R22 and Halon Critical Use Phase-out

98% of ozone depleting substances have now been phased out of production and consumption, since the introduction of the Montreal Protocol in 1987. Certain ozone depleting substances can continue in use for a further limited period of time, such as

  • Recycled and reclaimed hydrochlorofluorocarbons (HCFCs, e.g. R22 refrigerant gas), used in the maintenance or servicing of existing refrigeration, air conditioning and heat pump equipment.
  • Halons for critical uses e.g. inter alia on aircraft and at airfields and airports.

Ban on R22 (HCFC)

HCFCs have been used as refrigerant gases since the complete phase out of the older CFC refrigerants.  The most commonly used HCFC refrigerant is known as R22 and has been in widespread use in applications in many economic sectors. However, all HCFCs are to be completely banned after 31 December 2014.

Therefore, from 1 January 2015, the use of all R22 in the maintenance or servicing of existing refrigeration, air conditioning and heat pump equipment will be prohibited. Any operator of equipment running on R22 should consider the impact of this ban and ask for advice from a qualified and certified refrigeration and air-conditioning contractor to ensure that any business-critical equipment is retrofitted with an alternative gas or replaced before that date.  Operators of other equipment that is not considered business-critical may prefer to continue using the equipment; however, it is recommended that operators have plan in place in the event that the equipment breaks down, as it will be illegal to service or maintain the equipment if it involves the use of R22.

Note that although equipment containing R22 can continue to be used beyond 31 December 2014, there can be no maintenance or servicing carried out on the equipment that involves breaking into the refrigerant circuits.

F-gases are the most common alternative to ODS, but their use is also controlled because they have a negative impact on climate change.  Contractors can provide information and assistance about alternative refrigerants with fewer controls and reduced impact on the environment. These include natural refrigerants (such as CO2, ammonia or hydrocarbons) and low/very low global warming potential refrigerants.

It should be noted that recovered refrigerant gas  is considered a hazardous waste and must be managed accordingly.
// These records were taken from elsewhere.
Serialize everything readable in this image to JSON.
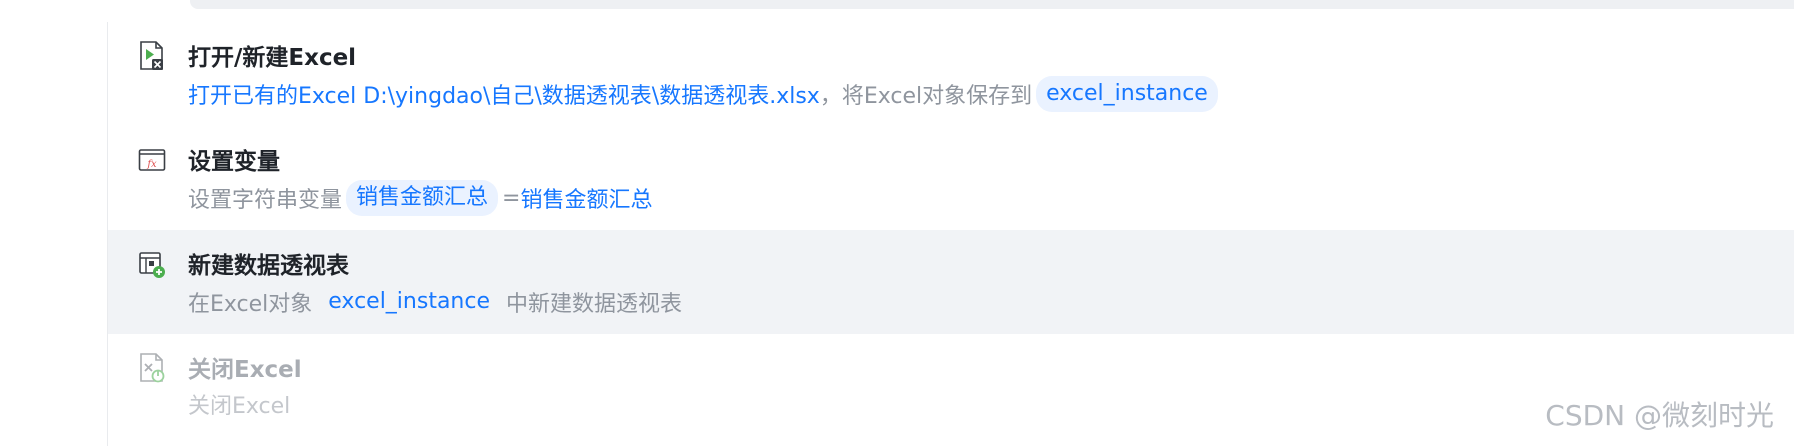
{
  "steps": [
    {
      "title": "打开/新建Excel",
      "icon": "excel-open-icon",
      "desc": {
        "part1": "打开已有的Excel D:\\yingdao\\自己\\数据透视表\\数据透视表.xlsx",
        "part2": "，将Excel对象保存到",
        "chip": "excel_instance"
      }
    },
    {
      "title": "设置变量",
      "icon": "function-fx-icon",
      "desc": {
        "part1": "设置字符串变量",
        "chip": "销售金额汇总",
        "eq": "=",
        "value": "销售金额汇总"
      }
    },
    {
      "title": "新建数据透视表",
      "icon": "pivot-table-add-icon",
      "desc": {
        "part1": "在Excel对象",
        "chip": "excel_instance",
        "part2": "中新建数据透视表"
      }
    },
    {
      "title": "关闭Excel",
      "icon": "excel-close-icon",
      "desc": {
        "part1": "关闭Excel"
      }
    }
  ],
  "watermark": "CSDN @微刻时光",
  "colors": {
    "accent": "#1677ff",
    "chip_bg": "#eaf2ff",
    "selected_row_bg": "#f1f3f6",
    "title": "#1f2329",
    "muted": "#8f959e"
  }
}
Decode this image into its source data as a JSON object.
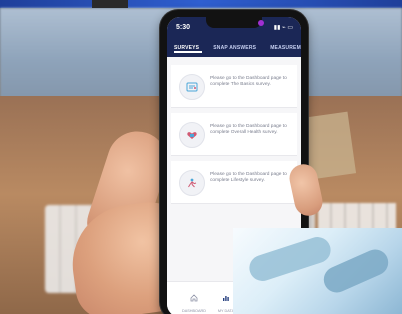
{
  "status_bar": {
    "time": "5:30",
    "indicators": "▮▮ ⌁ ▭"
  },
  "tabs": [
    {
      "label": "SURVEYS"
    },
    {
      "label": "SNAP ANSWERS"
    },
    {
      "label": "MEASUREMENT"
    }
  ],
  "survey_cards": [
    {
      "icon": "basics-icon",
      "text": "Please go to the Dashboard page to complete The Basics survey."
    },
    {
      "icon": "heart-health-icon",
      "text": "Please go to the Dashboard page to complete Overall Health survey."
    },
    {
      "icon": "lifestyle-icon",
      "text": "Please go to the Dashboard page to complete Lifestyle survey."
    }
  ],
  "bottom_nav": [
    {
      "label": "DASHBOARD",
      "icon": "home-icon"
    },
    {
      "label": "MY DATA",
      "icon": "bar-chart-icon"
    }
  ],
  "colors": {
    "header": "#1b2756",
    "background": "#f6f6f8",
    "accent": "#a12fd2"
  }
}
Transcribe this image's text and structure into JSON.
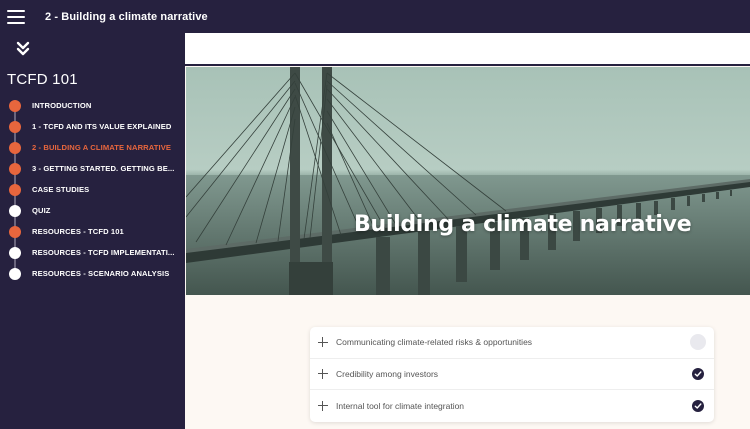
{
  "header": {
    "title": "2 - Building a climate narrative",
    "menu_icon": "hamburger-menu-icon"
  },
  "sidebar": {
    "collapse_icon": "double-chevron-down-icon",
    "course_title": "TCFD 101",
    "items": [
      {
        "label": "INTRODUCTION",
        "status": "complete"
      },
      {
        "label": "1 - TCFD AND ITS VALUE EXPLAINED",
        "status": "complete"
      },
      {
        "label": "2 - BUILDING A CLIMATE NARRATIVE",
        "status": "current"
      },
      {
        "label": "3 - GETTING STARTED. GETTING BE...",
        "status": "complete"
      },
      {
        "label": "CASE STUDIES",
        "status": "complete"
      },
      {
        "label": "QUIZ",
        "status": "incomplete"
      },
      {
        "label": "RESOURCES - TCFD 101",
        "status": "complete"
      },
      {
        "label": "RESOURCES - TCFD IMPLEMENTATI...",
        "status": "incomplete"
      },
      {
        "label": "RESOURCES - SCENARIO ANALYSIS",
        "status": "incomplete"
      }
    ]
  },
  "hero": {
    "title": "Building a climate narrative"
  },
  "accordion": {
    "items": [
      {
        "label": "Communicating climate-related risks & opportunities",
        "status": "pending"
      },
      {
        "label": "Credibility among investors",
        "status": "done"
      },
      {
        "label": "Internal tool for climate integration",
        "status": "done"
      }
    ]
  },
  "colors": {
    "navy": "#26213f",
    "accent": "#e8663d",
    "background": "#fdf8f3"
  }
}
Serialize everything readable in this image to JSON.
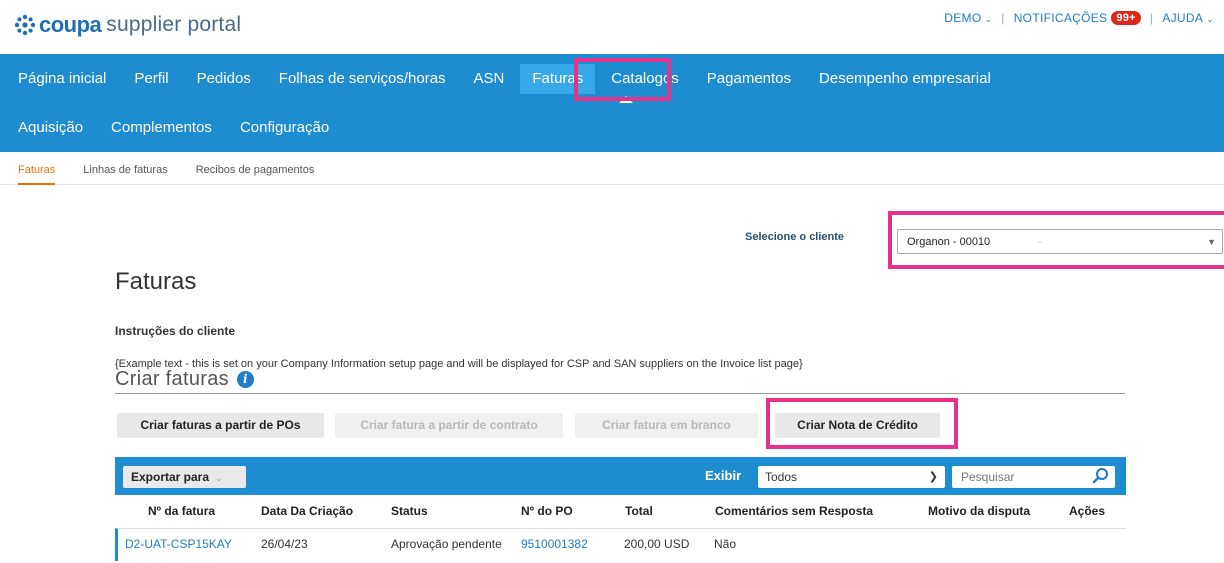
{
  "header": {
    "logo_brand": "coupa",
    "logo_rest": "supplier portal",
    "user_menu": "DEMO",
    "notifications_label": "NOTIFICAÇÕES",
    "notifications_count": "99+",
    "help_menu": "AJUDA"
  },
  "nav": {
    "row1": [
      "Página inicial",
      "Perfil",
      "Pedidos",
      "Folhas de serviços/horas",
      "ASN",
      "Faturas",
      "Catalogos",
      "Pagamentos",
      "Desempenho empresarial"
    ],
    "row2": [
      "Aquisição",
      "Complementos",
      "Configuração"
    ],
    "active": "Faturas"
  },
  "subnav": {
    "items": [
      "Faturas",
      "Linhas de faturas",
      "Recibos de pagamentos"
    ],
    "active": "Faturas"
  },
  "client": {
    "label": "Selecione o cliente",
    "selected": "Organon - 00010",
    "trailing": "-"
  },
  "page": {
    "title": "Faturas",
    "instructions_title": "Instruções do cliente",
    "instructions_text": "{Example text - this is set on your Company Information setup page and will be displayed for CSP and SAN suppliers on the Invoice list page}",
    "create_title": "Criar faturas",
    "info_icon": "i"
  },
  "buttons": {
    "from_pos": "Criar faturas a partir de POs",
    "from_contract": "Criar fatura a partir de contrato",
    "blank": "Criar fatura em branco",
    "credit_note": "Criar Nota de Crédito"
  },
  "table": {
    "export_label": "Exportar para",
    "show_label": "Exibir",
    "show_value": "Todos",
    "search_placeholder": "Pesquisar",
    "columns": [
      "Nº da fatura",
      "Data Da Criação",
      "Status",
      "Nº do PO",
      "Total",
      "Comentários sem Resposta",
      "Motivo da disputa",
      "Ações"
    ],
    "rows": [
      {
        "invoice": "D2-UAT-CSP15KAY",
        "created": "26/04/23",
        "status": "Aprovação pendente",
        "po": "9510001382",
        "total": "200,00 USD",
        "unanswered": "Não",
        "dispute": "",
        "actions": ""
      }
    ]
  },
  "colors": {
    "nav_bg": "#1e8cd1",
    "nav_active": "#36a8e7",
    "highlight": "#e5318a",
    "subnav_active": "#e8730c",
    "link": "#1f7cc7",
    "badge": "#e0251b"
  },
  "icons": {
    "logo": "coupa-logo-icon",
    "info": "info-icon",
    "search": "search-icon",
    "chevron": "chevron-down-icon"
  }
}
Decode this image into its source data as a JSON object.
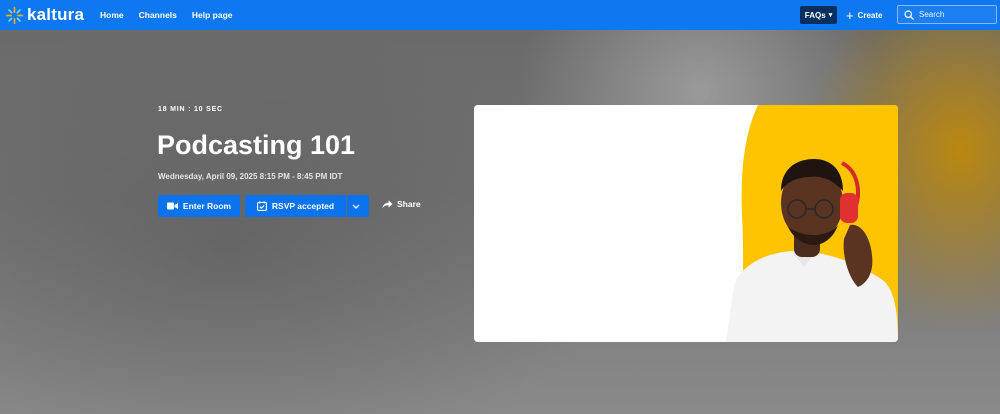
{
  "header": {
    "logo_text": "kaltura",
    "nav": [
      "Home",
      "Channels",
      "Help page"
    ],
    "faq_label": "FAQs",
    "create_label": "Create",
    "search_placeholder": "Search"
  },
  "event": {
    "duration": "18 MIN  :  10 SEC",
    "title": "Podcasting 101",
    "datetime": "Wednesday, April 09, 2025  8:15 PM - 8:45 PM IDT",
    "enter_label": "Enter Room",
    "rsvp_label": "RSVP accepted",
    "share_label": "Share"
  },
  "colors": {
    "brand_blue": "#0d78f2",
    "faq_bg": "#072f5f",
    "button_blue": "#0b73ee",
    "thumbnail_accent": "#ffc400"
  }
}
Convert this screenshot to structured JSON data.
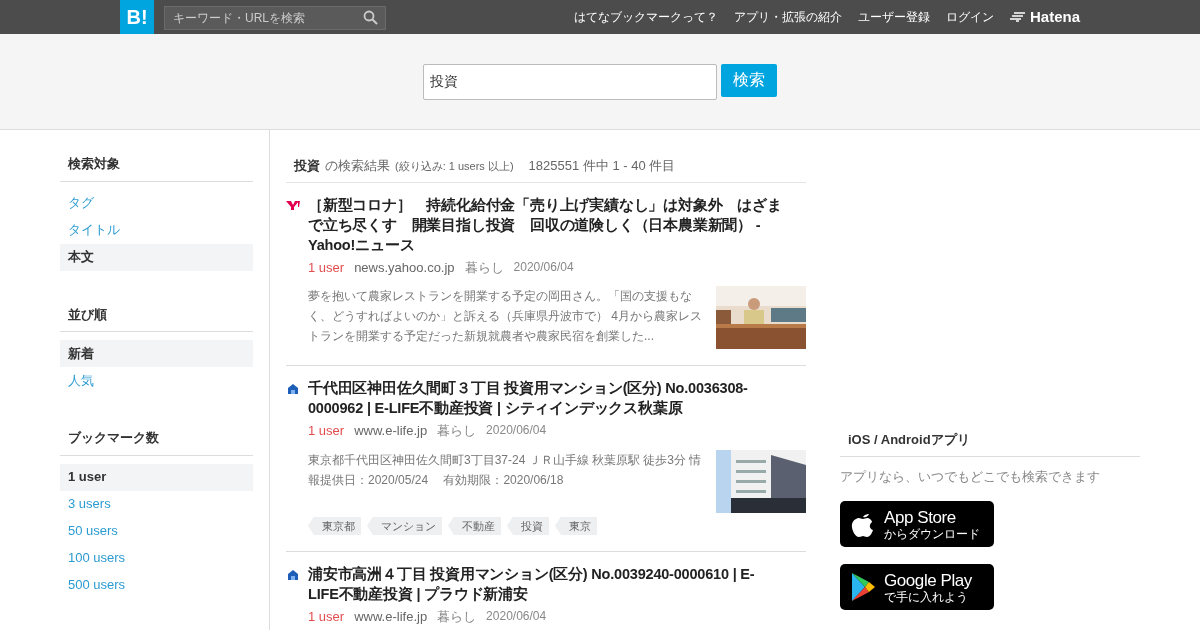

From 1 January 2015, there will be no legitimate use for any recovered R22; therefore, it must be discarded and managed as a hazardous waste.

The restrictions on the placing on the market and use of HCFCs is set out in Article 11 of Regulation 1005/2009 on substances that deplete the ozone layer.

Operators should ensure that any equipment that is decommissioned is managed in accordance with the requirements of the WEEE (waste electrical and electronic equipment) regulations. In addition, any refrigerant gas recovered from equipment is considered a hazardous waste and must be managed accordingly. Operators should ensure that the contrator carrying out the work is appropriately qualified to do so, and that the waste refrigerant gas is handled by a person that is compliant with the waste management (collection permit) regulations.

Halon Critical Use Phase-out

Halon has been used as a fire extinguishing agent for many years, until it was prohibited under European law in 2003. However, halon can continue to be used in some limited situations and this is known as critical use. Citical use applications include on board aircraft, at airfields and airports, personal protection by military and police personnel and in military applications such as ground vehicles, chips and submarines.

The use of halon in critical use applications is time-limited. All halon used by military and police personnel for personal protection must cease by 31 December 2013. All halon used at airfields and airports on crash rescue vehicles and for the protection of aircraft in hangars and maintenance areas must cease by 31 December 2016.

Cut-off dates and end-dates for all halon critical uses are set out in Annex VI to Regulation 1005/2009 on substances that deplete the ozone layer. A revised Annex VI was published in Commission Regulation 744/2010.

Learn More

Learn more about the ban on R22

Learn more about alternatives to ozone depleting substances

Read more about alternative refrigerants in the 2010 Assessment Report of the Refrigeration, Air Conditioning and Heat Pumps Technical Options Committee

Read more about halon alternatives in the 2010 Assessment Report of the Halon Technical Optiions Committee

Check cut-off dates and end-dates for halon critical uses (Commission Regulation 744/2010)

Learn more about how to manage waste refrigerant gases